PCB. When the solder smoke clears, you will have assembled
a LIN Development Board like the one you see in Photo 2.
by 12 zero bits and a Stop bit. The Sync character is
actually a byte with the value of 0x55 that follows the
Break sequence. In a regulation LIN frame, the Break-Sync
signal is followed by a protected identifier byte and what
is termed the response — which is one to eight bytes of data.
The LIN frame is topped off with a checksum byte. There
are two types of checksums. The enhanced checksum
includes the protected identifier in the checksum calculation
while the classic checksum only covers the data. Right now,
we’re only interested in synthesizing the Break and Sync signals.
So, let’s put some simple code together to do just that.
It doesn’t take much to coax a Break-Sync signal out of the
PIC18F2620’s EUSART. Here’s the code I used to generate the
waveform captured by my logic analyzer in Screenshot 1:
SENDB = 1;
//set the SEND BREAK bit
//send dummy character
//send autobaud chirp
Let’s See If It Works
The best place to start our functional testing is at the
beginning of a LIN frame.

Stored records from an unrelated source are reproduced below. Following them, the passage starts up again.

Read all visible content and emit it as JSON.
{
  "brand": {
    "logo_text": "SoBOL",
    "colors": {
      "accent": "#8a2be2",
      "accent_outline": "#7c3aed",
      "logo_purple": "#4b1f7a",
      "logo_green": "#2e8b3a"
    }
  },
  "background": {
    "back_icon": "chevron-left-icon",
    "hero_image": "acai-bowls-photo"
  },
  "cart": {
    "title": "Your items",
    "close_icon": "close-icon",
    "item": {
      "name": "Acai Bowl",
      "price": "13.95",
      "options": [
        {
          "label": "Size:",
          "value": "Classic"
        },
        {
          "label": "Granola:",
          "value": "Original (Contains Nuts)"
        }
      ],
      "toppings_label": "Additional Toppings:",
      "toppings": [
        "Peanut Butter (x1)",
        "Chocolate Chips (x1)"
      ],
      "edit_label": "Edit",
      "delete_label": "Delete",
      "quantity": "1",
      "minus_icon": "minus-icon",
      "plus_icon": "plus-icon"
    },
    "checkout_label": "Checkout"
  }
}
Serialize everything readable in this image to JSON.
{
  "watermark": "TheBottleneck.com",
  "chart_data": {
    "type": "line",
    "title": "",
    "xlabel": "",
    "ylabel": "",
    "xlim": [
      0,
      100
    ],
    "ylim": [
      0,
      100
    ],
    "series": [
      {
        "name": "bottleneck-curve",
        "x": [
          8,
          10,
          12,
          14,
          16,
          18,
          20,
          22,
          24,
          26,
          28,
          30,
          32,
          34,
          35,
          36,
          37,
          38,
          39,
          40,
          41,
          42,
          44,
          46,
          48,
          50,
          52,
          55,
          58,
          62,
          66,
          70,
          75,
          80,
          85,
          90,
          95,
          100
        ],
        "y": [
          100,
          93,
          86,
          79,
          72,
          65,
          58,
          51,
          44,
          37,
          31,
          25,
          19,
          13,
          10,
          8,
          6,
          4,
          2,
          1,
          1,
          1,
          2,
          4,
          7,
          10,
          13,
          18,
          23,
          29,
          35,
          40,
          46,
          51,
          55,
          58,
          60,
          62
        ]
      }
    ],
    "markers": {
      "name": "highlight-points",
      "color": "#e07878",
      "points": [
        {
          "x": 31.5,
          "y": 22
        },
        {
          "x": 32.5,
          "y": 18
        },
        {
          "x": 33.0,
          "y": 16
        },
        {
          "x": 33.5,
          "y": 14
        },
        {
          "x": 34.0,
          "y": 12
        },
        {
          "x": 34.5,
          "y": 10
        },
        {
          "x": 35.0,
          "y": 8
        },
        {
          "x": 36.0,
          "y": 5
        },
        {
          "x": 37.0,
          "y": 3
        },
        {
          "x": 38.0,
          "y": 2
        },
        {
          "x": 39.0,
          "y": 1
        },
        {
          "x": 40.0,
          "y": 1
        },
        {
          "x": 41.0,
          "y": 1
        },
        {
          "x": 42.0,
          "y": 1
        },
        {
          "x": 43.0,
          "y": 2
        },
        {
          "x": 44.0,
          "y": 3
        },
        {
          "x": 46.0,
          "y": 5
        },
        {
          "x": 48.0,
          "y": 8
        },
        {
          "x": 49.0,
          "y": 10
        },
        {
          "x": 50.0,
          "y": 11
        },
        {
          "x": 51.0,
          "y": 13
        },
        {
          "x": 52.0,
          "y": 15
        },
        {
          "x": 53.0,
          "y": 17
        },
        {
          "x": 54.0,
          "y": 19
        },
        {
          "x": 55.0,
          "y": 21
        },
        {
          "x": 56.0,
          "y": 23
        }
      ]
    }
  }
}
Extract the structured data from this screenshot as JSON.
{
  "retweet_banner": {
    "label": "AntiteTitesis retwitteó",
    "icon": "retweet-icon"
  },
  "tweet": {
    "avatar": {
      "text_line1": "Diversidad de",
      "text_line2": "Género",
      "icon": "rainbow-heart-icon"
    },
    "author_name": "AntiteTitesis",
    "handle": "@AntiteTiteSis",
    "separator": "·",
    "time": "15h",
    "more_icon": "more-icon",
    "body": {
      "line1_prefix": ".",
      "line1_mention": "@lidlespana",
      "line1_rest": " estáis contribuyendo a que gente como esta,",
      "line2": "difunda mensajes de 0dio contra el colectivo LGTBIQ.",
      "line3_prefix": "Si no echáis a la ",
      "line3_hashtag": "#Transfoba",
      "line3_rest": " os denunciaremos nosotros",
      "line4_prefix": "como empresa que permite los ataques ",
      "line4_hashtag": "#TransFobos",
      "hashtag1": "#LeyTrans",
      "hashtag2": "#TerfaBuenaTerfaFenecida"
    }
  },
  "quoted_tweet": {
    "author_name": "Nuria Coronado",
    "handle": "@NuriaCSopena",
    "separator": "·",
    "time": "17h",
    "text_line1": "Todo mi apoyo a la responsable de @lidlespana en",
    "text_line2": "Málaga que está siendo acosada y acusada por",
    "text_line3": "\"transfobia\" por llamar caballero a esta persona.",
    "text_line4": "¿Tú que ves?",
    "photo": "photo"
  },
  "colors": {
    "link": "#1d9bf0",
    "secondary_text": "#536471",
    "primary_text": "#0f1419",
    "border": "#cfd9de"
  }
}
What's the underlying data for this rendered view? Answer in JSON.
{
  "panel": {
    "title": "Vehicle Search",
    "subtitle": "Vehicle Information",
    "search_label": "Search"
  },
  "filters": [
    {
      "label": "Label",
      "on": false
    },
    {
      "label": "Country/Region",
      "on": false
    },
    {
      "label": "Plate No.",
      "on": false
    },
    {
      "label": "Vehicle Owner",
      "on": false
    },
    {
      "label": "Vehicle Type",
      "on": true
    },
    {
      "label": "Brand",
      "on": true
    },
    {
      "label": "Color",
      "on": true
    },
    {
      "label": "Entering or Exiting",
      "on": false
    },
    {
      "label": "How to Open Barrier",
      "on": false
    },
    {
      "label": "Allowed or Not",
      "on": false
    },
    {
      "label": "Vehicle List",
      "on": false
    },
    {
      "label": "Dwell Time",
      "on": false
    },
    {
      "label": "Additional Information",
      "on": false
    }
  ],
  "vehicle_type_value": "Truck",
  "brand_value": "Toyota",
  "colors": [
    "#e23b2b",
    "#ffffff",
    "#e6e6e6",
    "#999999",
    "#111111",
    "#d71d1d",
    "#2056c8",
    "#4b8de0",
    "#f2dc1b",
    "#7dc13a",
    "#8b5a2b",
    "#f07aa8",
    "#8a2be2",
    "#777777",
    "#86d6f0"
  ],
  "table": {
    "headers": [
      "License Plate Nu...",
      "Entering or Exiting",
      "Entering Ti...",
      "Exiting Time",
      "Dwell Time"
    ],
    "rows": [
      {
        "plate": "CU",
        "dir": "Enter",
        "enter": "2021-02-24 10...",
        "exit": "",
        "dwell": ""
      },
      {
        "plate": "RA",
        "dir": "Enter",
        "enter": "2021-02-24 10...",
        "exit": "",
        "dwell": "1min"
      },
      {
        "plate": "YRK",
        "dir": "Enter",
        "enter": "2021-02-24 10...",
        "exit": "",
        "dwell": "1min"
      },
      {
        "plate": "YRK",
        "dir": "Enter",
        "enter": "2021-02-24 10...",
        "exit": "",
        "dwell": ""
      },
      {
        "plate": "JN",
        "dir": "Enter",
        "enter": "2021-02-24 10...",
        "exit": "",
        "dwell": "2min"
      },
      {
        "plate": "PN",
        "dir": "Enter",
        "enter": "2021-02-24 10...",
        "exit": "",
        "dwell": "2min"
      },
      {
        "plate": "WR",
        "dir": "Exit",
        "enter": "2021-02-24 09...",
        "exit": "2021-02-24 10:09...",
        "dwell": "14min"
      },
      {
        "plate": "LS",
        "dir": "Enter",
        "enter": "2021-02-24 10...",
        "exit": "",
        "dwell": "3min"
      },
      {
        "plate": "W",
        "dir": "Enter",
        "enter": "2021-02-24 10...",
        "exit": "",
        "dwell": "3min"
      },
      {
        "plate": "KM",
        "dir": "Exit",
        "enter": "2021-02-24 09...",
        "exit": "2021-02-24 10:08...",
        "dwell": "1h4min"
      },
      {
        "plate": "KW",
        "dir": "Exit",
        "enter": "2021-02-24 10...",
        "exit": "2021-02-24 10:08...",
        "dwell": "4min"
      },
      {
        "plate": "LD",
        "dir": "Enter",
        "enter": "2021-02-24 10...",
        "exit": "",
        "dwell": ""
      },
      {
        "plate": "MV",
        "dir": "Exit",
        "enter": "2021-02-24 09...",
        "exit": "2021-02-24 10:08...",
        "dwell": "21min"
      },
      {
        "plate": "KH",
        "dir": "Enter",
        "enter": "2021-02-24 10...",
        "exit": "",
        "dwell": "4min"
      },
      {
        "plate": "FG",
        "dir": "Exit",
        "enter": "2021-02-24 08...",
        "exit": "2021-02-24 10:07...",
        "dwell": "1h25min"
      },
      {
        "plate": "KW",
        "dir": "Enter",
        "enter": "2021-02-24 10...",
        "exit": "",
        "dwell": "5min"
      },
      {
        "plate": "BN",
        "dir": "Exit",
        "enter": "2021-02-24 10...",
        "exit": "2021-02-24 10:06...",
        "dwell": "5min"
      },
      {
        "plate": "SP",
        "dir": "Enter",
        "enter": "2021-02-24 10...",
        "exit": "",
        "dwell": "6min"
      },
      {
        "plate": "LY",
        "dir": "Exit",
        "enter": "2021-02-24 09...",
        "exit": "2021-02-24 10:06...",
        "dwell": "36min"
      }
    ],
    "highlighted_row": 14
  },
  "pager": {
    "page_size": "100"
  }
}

A Break-Sync sequence is sent
with every LIN frame. A standard RS-232 sniffer won’t like
the way the Break-Sync sequence looks. So, a logic analyzer
would work well for us here. Photo 3 is a bird’s eye view
of the Saleae logic analyzer I’m going to use to capture a
Break-Sync sequence in real time.
The PIC18F2620’ EUSART subsystem is designed to emit
a LIN Break-Sync signal which consists of a Start bit followed
PHOTO 4. This is a must-have tool if you’re going to develop LIN
applications. I got this one from Microchip DIRECT. If you want
to build one of these from scratch, you can get the full schematic
and firmware driver from a download on the Microchip website.
Setting the SENDB bit forces the PIC’s EUSART to send
the LIN Break signal. The 0x55 that is sent after setting the
SENDB bit is ignored and 0x00 is sent instead. The second 0x55
is actually transmitted. The slave node sees the Break signal and
prepares to receive and time the bit widths of the 0x55 byte.
The next byte a LIN slave expects to see is the protected
identifier. For this example, we’ll use the 0x3E identifier which
indicates that a LIN user-defined message is in the incoming
frame. We must add a checksum to the two most significant
bits of the identifier. That will result in us actually sending
0xFE as our identifier byte. The Break-Sync sequence and
the protected identifier make up the LIN frame header.
Let’s set the EUSART baud rate for 9600 bps and
send four bytes of data (0x4A, 0x55, 0x93, 0xE5) behind a
protected identifier of 0x3E. I’ve put together a function to
do all of the work:
#define make8(var,offset) \
((unsigned int)var >> (offset 8)) & 0x00FF
//protected ID bit fields
char id0: 1;
char id1: 1;
char id2: 1;
char id3: 1;
char id4: 1;
char id5: 1;
char p0: 1;
char p1: 1;
void send_frame4(char id, char data1, char
data2, char data3, char data4)
40 SERVO 06.2009